==== Supplied records
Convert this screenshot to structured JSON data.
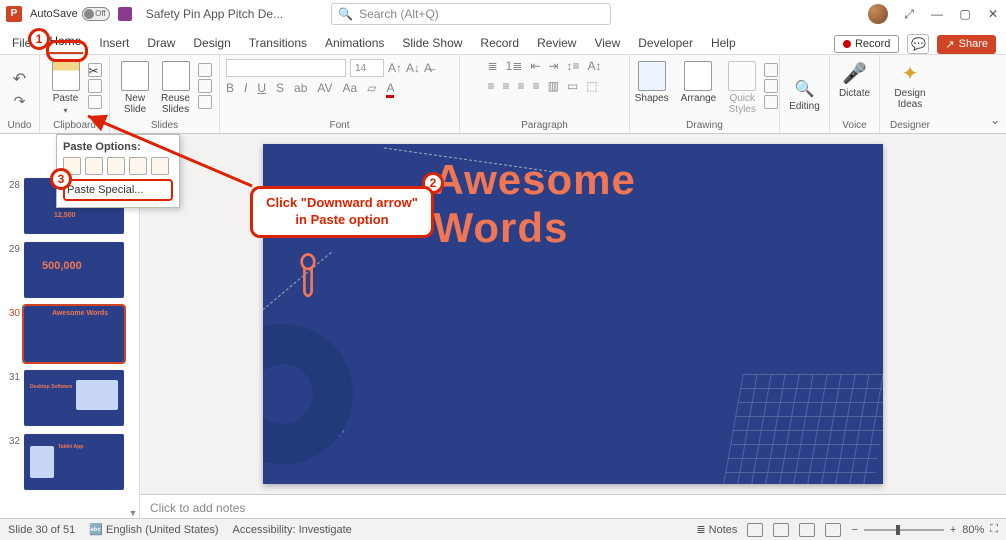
{
  "titlebar": {
    "autosave_label": "AutoSave",
    "autosave_state": "Off",
    "doc_title": "Safety Pin App Pitch De...",
    "search_placeholder": "Search (Alt+Q)"
  },
  "tabs": {
    "items": [
      "File",
      "Home",
      "Insert",
      "Draw",
      "Design",
      "Transitions",
      "Animations",
      "Slide Show",
      "Record",
      "Review",
      "View",
      "Developer",
      "Help"
    ],
    "active": "Home",
    "record_label": "Record",
    "share_label": "Share"
  },
  "ribbon": {
    "undo_label": "Undo",
    "paste_label": "Paste",
    "clipboard_label": "Clipboard",
    "new_slide_label": "New\nSlide",
    "reuse_slides_label": "Reuse\nSlides",
    "slides_label": "Slides",
    "font_size_value": "14",
    "font_label": "Font",
    "paragraph_label": "Paragraph",
    "shapes_label": "Shapes",
    "arrange_label": "Arrange",
    "quick_styles_label": "Quick\nStyles",
    "drawing_label": "Drawing",
    "editing_label": "Editing",
    "dictate_label": "Dictate",
    "voice_label": "Voice",
    "design_ideas_label": "Design\nIdeas",
    "designer_label": "Designer"
  },
  "paste_popup": {
    "header": "Paste Options:",
    "special": "Paste Special..."
  },
  "thumbs": [
    {
      "num": "28",
      "title": "12,500"
    },
    {
      "num": "29",
      "title": "500,000"
    },
    {
      "num": "30",
      "title": "Awesome Words"
    },
    {
      "num": "31",
      "title": "Desktop Software"
    },
    {
      "num": "32",
      "title": "Tablet App"
    }
  ],
  "slide": {
    "title": "Awesome Words"
  },
  "notes": {
    "placeholder": "Click to add notes"
  },
  "status": {
    "slide_count": "Slide 30 of 51",
    "language": "English (United States)",
    "accessibility": "Accessibility: Investigate",
    "notes_btn": "Notes",
    "zoom_pct": "80%"
  },
  "annotations": {
    "c1": "1",
    "c2": "2",
    "c3": "3",
    "callout": "Click \"Downward arrow\" in Paste option"
  }
}
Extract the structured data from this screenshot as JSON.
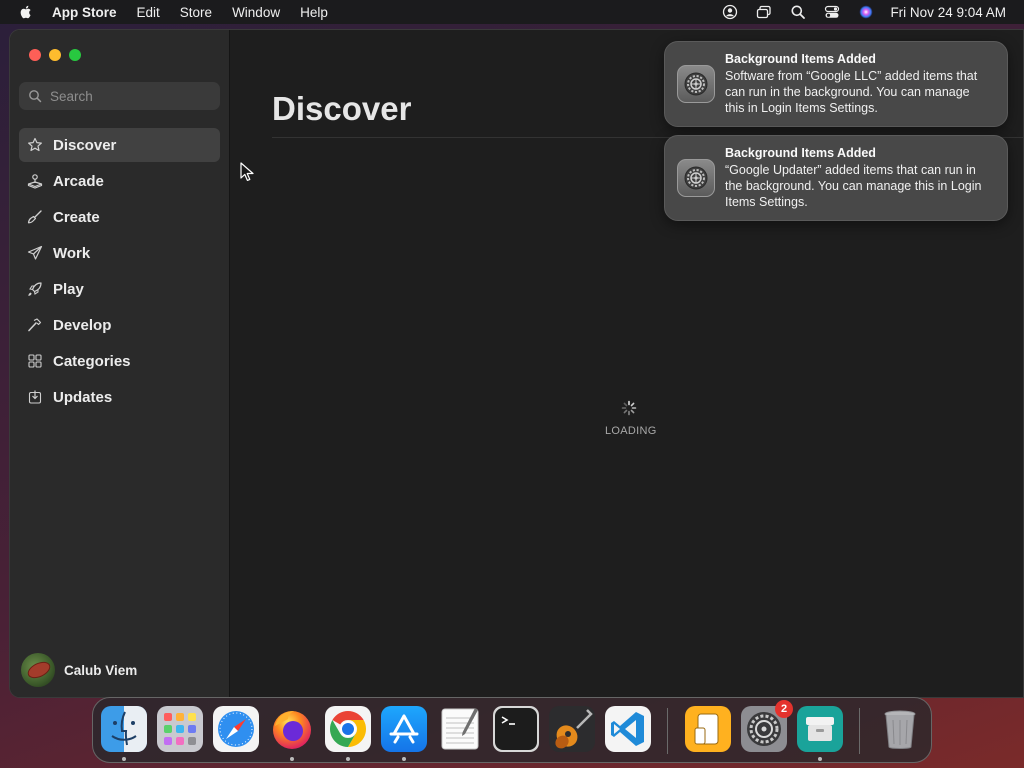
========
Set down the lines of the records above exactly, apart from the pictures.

Convert this screenshot to structured JSON data.
{
  "titlebar": {
    "autosave_label": "AutoSave",
    "autosave_state": "Off",
    "doc_title": "Safety Pin App Pitch De...",
    "search_placeholder": "Search (Alt+Q)"
  },
  "tabs": {
    "items": [
      "File",
      "Home",
      "Insert",
      "Draw",
      "Design",
      "Transitions",
      "Animations",
      "Slide Show",
      "Record",
      "Review",
      "View",
      "Developer",
      "Help"
    ],
    "active": "Home",
    "record_label": "Record",
    "share_label": "Share"
  },
  "ribbon": {
    "undo_label": "Undo",
    "paste_label": "Paste",
    "clipboard_label": "Clipboard",
    "new_slide_label": "New\nSlide",
    "reuse_slides_label": "Reuse\nSlides",
    "slides_label": "Slides",
    "font_size_value": "14",
    "font_label": "Font",
    "paragraph_label": "Paragraph",
    "shapes_label": "Shapes",
    "arrange_label": "Arrange",
    "quick_styles_label": "Quick\nStyles",
    "drawing_label": "Drawing",
    "editing_label": "Editing",
    "dictate_label": "Dictate",
    "voice_label": "Voice",
    "design_ideas_label": "Design\nIdeas",
    "designer_label": "Designer"
  },
  "paste_popup": {
    "header": "Paste Options:",
    "special": "Paste Special..."
  },
  "thumbs": [
    {
      "num": "28",
      "title": "12,500"
    },
    {
      "num": "29",
      "title": "500,000"
    },
    {
      "num": "30",
      "title": "Awesome Words"
    },
    {
      "num": "31",
      "title": "Desktop Software"
    },
    {
      "num": "32",
      "title": "Tablet App"
    }
  ],
  "slide": {
    "title": "Awesome Words"
  },
  "notes": {
    "placeholder": "Click to add notes"
  },
  "status": {
    "slide_count": "Slide 30 of 51",
    "language": "English (United States)",
    "accessibility": "Accessibility: Investigate",
    "notes_btn": "Notes",
    "zoom_pct": "80%"
  },
  "annotations": {
    "c1": "1",
    "c2": "2",
    "c3": "3",
    "callout": "Click \"Downward arrow\" in Paste option"
  }
}
Extract the structured data from this screenshot as JSON.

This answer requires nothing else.